Work required >> Look through the data below and show every line that includes "Default".

(Dataset records)
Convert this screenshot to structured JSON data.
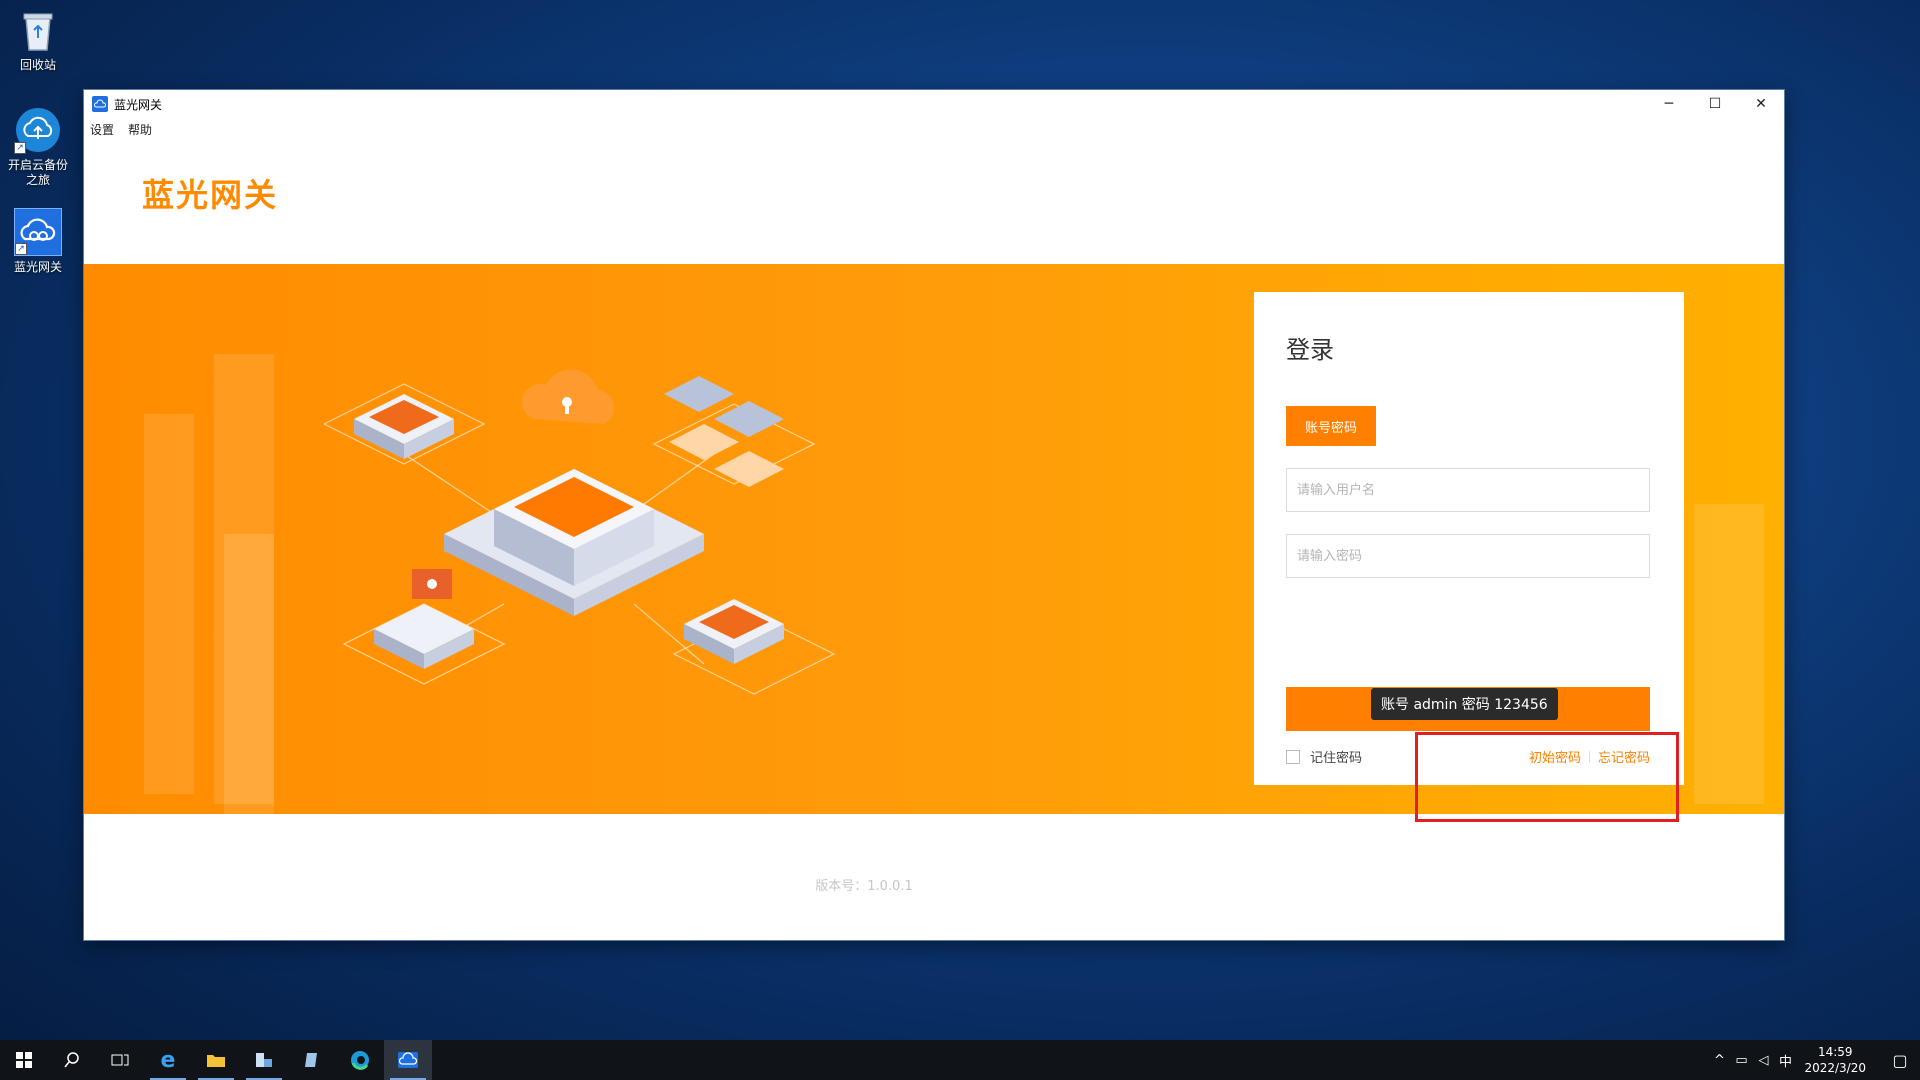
{
  "desktop": {
    "icons": [
      {
        "label": "回收站"
      },
      {
        "label": "开启云备份之旅"
      },
      {
        "label": "蓝光网关"
      }
    ]
  },
  "window": {
    "title": "蓝光网关",
    "controls": {
      "minimize": "─",
      "maximize": "☐",
      "close": "✕"
    },
    "menu": [
      "设置",
      "帮助"
    ],
    "brand": "蓝光网关"
  },
  "login": {
    "title": "登录",
    "tab_label": "账号密码",
    "username_placeholder": "请输入用户名",
    "password_placeholder": "请输入密码",
    "submit_label": "登录",
    "remember_label": "记住密码",
    "initial_password_link": "初始密码",
    "forgot_password_link": "忘记密码",
    "tooltip": "账号 admin 密码 123456"
  },
  "footer": {
    "version": "版本号：1.0.0.1"
  },
  "taskbar": {
    "clock_time": "14:59",
    "clock_date": "2022/3/20",
    "ime": "中"
  },
  "colors": {
    "accent": "#ff7f00",
    "highlight_box": "#e02020"
  }
}
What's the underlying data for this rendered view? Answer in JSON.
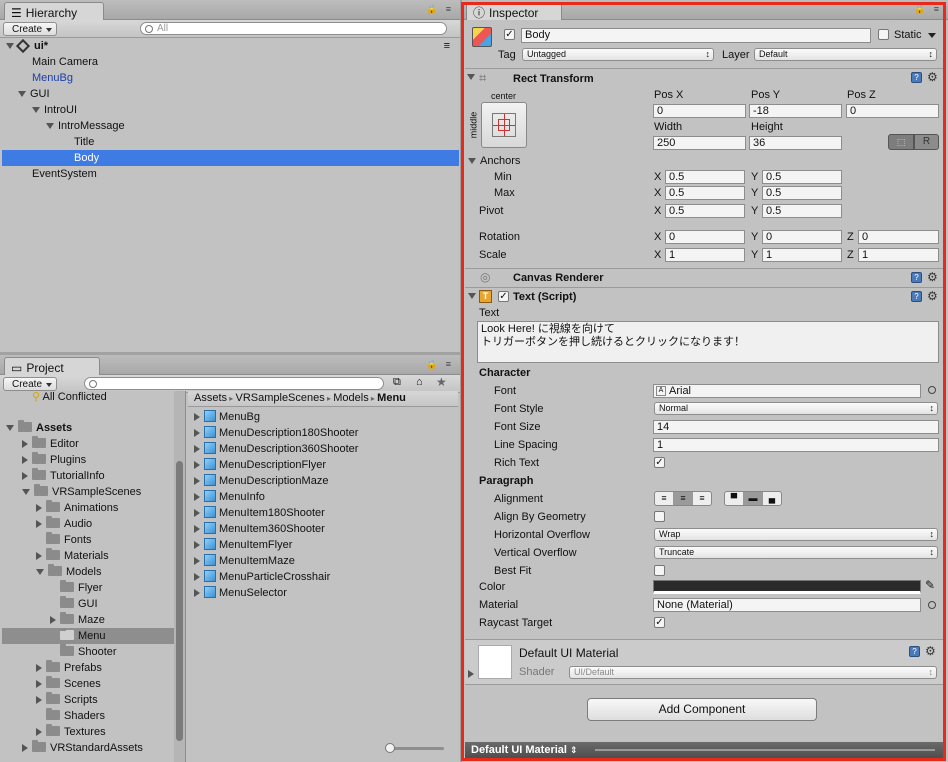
{
  "hierarchy": {
    "tab": "Hierarchy",
    "create_label": "Create",
    "search_placeholder": "All",
    "scene": "ui*",
    "items": [
      "Main Camera",
      "MenuBg",
      "GUI",
      "IntroUI",
      "IntroMessage",
      "Title",
      "Body",
      "EventSystem"
    ]
  },
  "project": {
    "tab": "Project",
    "create_label": "Create",
    "tree": [
      "All Conflicted",
      "Assets",
      "Editor",
      "Plugins",
      "TutorialInfo",
      "VRSampleScenes",
      "Animations",
      "Audio",
      "Fonts",
      "Materials",
      "Models",
      "Flyer",
      "GUI",
      "Maze",
      "Menu",
      "Shooter",
      "Prefabs",
      "Scenes",
      "Scripts",
      "Shaders",
      "Textures",
      "VRStandardAssets"
    ],
    "breadcrumb": [
      "Assets",
      "VRSampleScenes",
      "Models",
      "Menu"
    ],
    "assets": [
      "MenuBg",
      "MenuDescription180Shooter",
      "MenuDescription360Shooter",
      "MenuDescriptionFlyer",
      "MenuDescriptionMaze",
      "MenuInfo",
      "MenuItem180Shooter",
      "MenuItem360Shooter",
      "MenuItemFlyer",
      "MenuItemMaze",
      "MenuParticleCrosshair",
      "MenuSelector"
    ]
  },
  "inspector": {
    "tab": "Inspector",
    "object_name": "Body",
    "static_label": "Static",
    "tag_label": "Tag",
    "tag_value": "Untagged",
    "layer_label": "Layer",
    "layer_value": "Default",
    "rect": {
      "title": "Rect Transform",
      "anchor_top": "center",
      "anchor_side": "middle",
      "posx_label": "Pos X",
      "posy_label": "Pos Y",
      "posz_label": "Pos Z",
      "posx": "0",
      "posy": "-18",
      "posz": "0",
      "width_label": "Width",
      "height_label": "Height",
      "width": "250",
      "height": "36",
      "r_label": "R",
      "anchors_label": "Anchors",
      "min_label": "Min",
      "max_label": "Max",
      "min_x": "0.5",
      "min_y": "0.5",
      "max_x": "0.5",
      "max_y": "0.5",
      "pivot_label": "Pivot",
      "pivot_x": "0.5",
      "pivot_y": "0.5",
      "rotation_label": "Rotation",
      "rot_x": "0",
      "rot_y": "0",
      "rot_z": "0",
      "scale_label": "Scale",
      "scale_x": "1",
      "scale_y": "1",
      "scale_z": "1",
      "x": "X",
      "y": "Y",
      "z": "Z"
    },
    "canvas_renderer": "Canvas Renderer",
    "text_script": {
      "title": "Text (Script)",
      "text_label": "Text",
      "text_line1": "Look Here! に視線を向けて",
      "text_line2": "トリガーボタンを押し続けるとクリックになります！",
      "character_label": "Character",
      "font_label": "Font",
      "font_value": "Arial",
      "font_style_label": "Font Style",
      "font_style_value": "Normal",
      "font_size_label": "Font Size",
      "font_size_value": "14",
      "line_spacing_label": "Line Spacing",
      "line_spacing_value": "1",
      "rich_text_label": "Rich Text",
      "paragraph_label": "Paragraph",
      "alignment_label": "Alignment",
      "align_geom_label": "Align By Geometry",
      "h_overflow_label": "Horizontal Overflow",
      "h_overflow_value": "Wrap",
      "v_overflow_label": "Vertical Overflow",
      "v_overflow_value": "Truncate",
      "best_fit_label": "Best Fit",
      "color_label": "Color",
      "color_value": "#2a2a2a",
      "material_label": "Material",
      "material_value": "None (Material)",
      "raycast_label": "Raycast Target"
    },
    "material": {
      "name": "Default UI Material",
      "shader_label": "Shader",
      "shader_value": "UI/Default"
    },
    "add_component": "Add Component",
    "preview_label": "Default UI Material"
  },
  "colors": {
    "highlight": "#e8291c",
    "selection": "#3e7ce3"
  }
}
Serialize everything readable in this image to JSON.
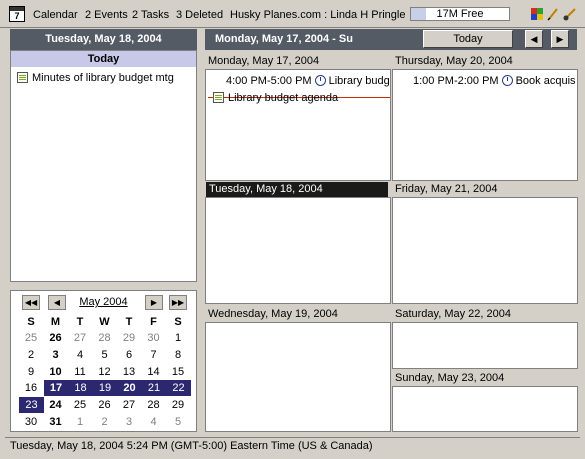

Output of the exercise >>
    "layer_value": "Default",
      "name": "Default UI Material",
      "shader_value": "UI/Default"
    "preview_label": "Default UI Material"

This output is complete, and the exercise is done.